__WORK INSTRUCTION__
Show all lines from the records below in which the string "emoji" is present.

__Items listed in a dataset__
****************
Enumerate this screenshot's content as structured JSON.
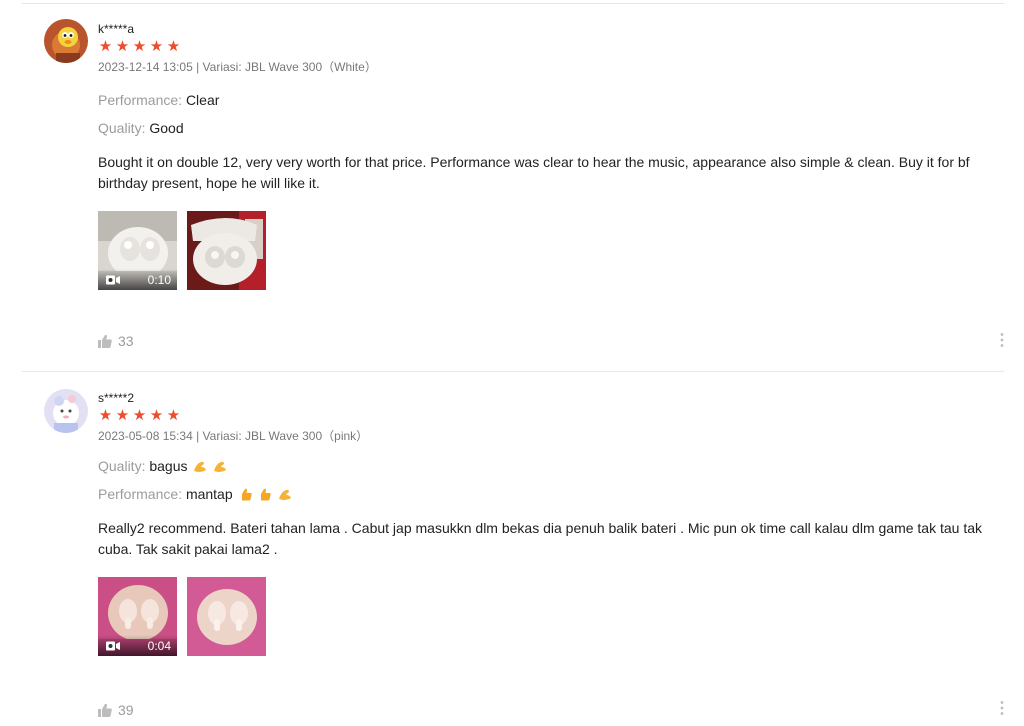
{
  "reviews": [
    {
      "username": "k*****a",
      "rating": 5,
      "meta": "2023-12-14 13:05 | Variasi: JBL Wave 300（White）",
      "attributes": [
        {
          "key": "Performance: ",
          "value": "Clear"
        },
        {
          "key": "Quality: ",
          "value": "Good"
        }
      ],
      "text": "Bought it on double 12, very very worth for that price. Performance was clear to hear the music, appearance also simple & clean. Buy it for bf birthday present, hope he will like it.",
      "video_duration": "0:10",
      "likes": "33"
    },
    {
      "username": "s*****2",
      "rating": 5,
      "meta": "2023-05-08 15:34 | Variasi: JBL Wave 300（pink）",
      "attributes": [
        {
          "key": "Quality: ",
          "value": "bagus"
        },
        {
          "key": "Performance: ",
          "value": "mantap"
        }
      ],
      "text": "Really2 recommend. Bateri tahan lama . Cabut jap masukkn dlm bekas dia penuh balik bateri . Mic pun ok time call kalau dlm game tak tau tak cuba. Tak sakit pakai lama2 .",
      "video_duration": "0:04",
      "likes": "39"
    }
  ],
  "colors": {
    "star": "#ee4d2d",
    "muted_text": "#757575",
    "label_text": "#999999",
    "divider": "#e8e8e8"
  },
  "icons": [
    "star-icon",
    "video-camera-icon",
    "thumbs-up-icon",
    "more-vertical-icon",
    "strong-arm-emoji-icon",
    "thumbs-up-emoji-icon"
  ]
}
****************
__RESULT OF THIS EXERCISE__
    "strong-arm-emoji-icon",
    "thumbs-up-emoji-icon"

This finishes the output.